Excerpts from an interface dataset:
- - -
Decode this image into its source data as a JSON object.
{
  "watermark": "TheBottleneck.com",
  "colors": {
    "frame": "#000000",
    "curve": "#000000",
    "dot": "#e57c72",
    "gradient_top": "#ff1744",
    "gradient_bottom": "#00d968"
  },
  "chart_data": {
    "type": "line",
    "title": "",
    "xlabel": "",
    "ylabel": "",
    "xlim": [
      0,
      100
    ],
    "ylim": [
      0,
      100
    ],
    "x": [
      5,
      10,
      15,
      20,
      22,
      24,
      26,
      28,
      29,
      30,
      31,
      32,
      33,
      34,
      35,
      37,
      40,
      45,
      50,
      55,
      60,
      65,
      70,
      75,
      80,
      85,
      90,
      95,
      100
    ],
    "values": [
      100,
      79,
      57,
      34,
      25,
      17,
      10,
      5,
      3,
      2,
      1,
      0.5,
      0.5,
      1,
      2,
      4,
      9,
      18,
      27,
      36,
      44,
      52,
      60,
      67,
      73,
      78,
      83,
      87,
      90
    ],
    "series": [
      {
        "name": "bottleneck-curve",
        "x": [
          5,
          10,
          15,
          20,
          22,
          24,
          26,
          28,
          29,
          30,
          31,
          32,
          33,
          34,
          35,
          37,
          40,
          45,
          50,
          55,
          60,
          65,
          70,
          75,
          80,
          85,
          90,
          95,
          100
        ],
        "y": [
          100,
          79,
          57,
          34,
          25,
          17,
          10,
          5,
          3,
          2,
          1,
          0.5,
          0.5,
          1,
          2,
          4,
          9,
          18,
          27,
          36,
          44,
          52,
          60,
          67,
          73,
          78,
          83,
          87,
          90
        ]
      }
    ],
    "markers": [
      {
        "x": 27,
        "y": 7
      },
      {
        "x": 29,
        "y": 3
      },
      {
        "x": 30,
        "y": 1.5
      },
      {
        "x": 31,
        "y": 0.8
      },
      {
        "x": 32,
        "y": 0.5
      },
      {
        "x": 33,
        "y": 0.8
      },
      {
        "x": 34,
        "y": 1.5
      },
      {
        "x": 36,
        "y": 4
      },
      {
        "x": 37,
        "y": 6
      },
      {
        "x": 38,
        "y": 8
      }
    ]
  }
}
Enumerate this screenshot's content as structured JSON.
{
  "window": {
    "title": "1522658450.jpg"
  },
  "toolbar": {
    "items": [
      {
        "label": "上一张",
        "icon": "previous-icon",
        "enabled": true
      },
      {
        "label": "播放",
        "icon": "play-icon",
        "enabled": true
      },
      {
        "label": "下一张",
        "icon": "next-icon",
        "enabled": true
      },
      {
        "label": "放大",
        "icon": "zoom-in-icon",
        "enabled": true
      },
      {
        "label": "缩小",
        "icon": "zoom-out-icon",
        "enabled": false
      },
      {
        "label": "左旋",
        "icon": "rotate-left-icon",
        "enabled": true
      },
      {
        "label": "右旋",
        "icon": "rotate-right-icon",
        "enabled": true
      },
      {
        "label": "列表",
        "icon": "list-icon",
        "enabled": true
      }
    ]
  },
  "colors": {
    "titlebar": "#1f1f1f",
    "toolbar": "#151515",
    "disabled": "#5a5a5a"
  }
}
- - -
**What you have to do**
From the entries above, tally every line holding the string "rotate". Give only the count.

**Completed task**
2